cropped-bacteria-426997_1920.jpgThe danger with writing “Part 1” at the end of any post title is the fact that you have to follow up on your threat… I mean, promise. Last time we looked at how bacterial antibiotic resistance can occur. Antibiotic resistance poses a huge public health problem, with notable diseases, such as tuberculosis, being resistant to multiple drugs. Which is obviously REALLY BAD! So what do we do about it? Continue reading

Bacteria antibiotic resistance, and a possible solution – Part 1

cropped-bacteria-426997_1920.jpgIt’s been a while since I wrote. Life has been crazy, as life sometimes is. But I came across a cool video clip a little while ago, and then an amazing discovery which just happened to tie in with this video appeared. I’ll look at this in two posts, so that it’s not too much to digest (or write!) at once. So let’s talk about bacterial antibiotic resistance. Continue reading

CRISPR: How genome editing will change the world forever

syringe-1884779_1920Genetic modification in one form or another has been around for centuries.

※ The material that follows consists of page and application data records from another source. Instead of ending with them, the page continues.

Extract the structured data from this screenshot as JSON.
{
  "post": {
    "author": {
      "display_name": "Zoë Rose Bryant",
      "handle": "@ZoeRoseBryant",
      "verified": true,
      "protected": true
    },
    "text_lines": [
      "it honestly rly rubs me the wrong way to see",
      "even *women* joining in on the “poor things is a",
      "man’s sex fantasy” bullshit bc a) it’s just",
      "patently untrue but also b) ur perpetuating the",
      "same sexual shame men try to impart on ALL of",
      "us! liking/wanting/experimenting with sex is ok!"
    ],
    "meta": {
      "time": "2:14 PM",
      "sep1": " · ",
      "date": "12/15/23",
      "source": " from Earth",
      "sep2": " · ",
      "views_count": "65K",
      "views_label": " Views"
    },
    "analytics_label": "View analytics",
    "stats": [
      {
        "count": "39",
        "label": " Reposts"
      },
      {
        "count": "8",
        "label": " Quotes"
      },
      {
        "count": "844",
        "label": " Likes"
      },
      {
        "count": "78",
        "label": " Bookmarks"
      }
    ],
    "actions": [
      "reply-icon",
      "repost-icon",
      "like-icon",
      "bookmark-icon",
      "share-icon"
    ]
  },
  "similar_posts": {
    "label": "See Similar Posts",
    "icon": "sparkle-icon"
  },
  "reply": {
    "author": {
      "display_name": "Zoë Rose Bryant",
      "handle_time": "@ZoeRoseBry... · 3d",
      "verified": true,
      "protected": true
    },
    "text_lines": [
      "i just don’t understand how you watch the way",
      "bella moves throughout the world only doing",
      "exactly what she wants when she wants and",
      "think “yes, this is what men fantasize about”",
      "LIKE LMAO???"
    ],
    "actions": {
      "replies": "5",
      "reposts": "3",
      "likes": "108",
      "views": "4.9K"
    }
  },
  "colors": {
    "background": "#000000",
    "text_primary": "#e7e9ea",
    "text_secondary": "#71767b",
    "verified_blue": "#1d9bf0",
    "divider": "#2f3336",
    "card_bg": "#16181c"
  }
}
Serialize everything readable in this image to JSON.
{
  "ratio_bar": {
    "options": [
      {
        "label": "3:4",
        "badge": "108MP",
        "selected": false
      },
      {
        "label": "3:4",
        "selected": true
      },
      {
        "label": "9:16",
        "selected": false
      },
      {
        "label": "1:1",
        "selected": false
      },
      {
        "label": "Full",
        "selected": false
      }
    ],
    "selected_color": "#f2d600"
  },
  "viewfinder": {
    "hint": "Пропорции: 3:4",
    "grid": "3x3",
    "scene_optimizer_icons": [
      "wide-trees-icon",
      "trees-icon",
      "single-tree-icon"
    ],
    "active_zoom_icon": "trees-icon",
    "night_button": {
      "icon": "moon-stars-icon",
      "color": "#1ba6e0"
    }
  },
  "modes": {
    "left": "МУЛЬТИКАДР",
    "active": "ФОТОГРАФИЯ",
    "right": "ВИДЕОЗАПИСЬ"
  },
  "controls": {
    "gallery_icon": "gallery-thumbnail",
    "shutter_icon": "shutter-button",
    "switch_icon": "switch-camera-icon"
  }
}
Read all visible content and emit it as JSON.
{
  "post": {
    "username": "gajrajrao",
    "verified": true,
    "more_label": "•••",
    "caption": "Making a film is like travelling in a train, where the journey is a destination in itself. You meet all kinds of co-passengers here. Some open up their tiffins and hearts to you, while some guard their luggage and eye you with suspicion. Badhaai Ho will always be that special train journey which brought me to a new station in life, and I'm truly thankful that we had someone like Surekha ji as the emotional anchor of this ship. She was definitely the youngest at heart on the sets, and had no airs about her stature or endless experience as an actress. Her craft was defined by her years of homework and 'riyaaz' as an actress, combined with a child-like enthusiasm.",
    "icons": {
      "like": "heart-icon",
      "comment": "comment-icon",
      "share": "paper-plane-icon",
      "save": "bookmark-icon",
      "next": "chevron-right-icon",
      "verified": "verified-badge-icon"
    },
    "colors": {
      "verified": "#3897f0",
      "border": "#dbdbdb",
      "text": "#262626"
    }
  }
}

With the passage of time, we have seen the progression from breeding and selection to inserting genes into other organisms so that they can make things for us (think insulin). On September 7th, KAT-O hosted a TechTalk in Cape Town, where speaker Dr Janine Scholefield presented a talk on an exciting new technology, called CRISPR/Cas9. Continue reading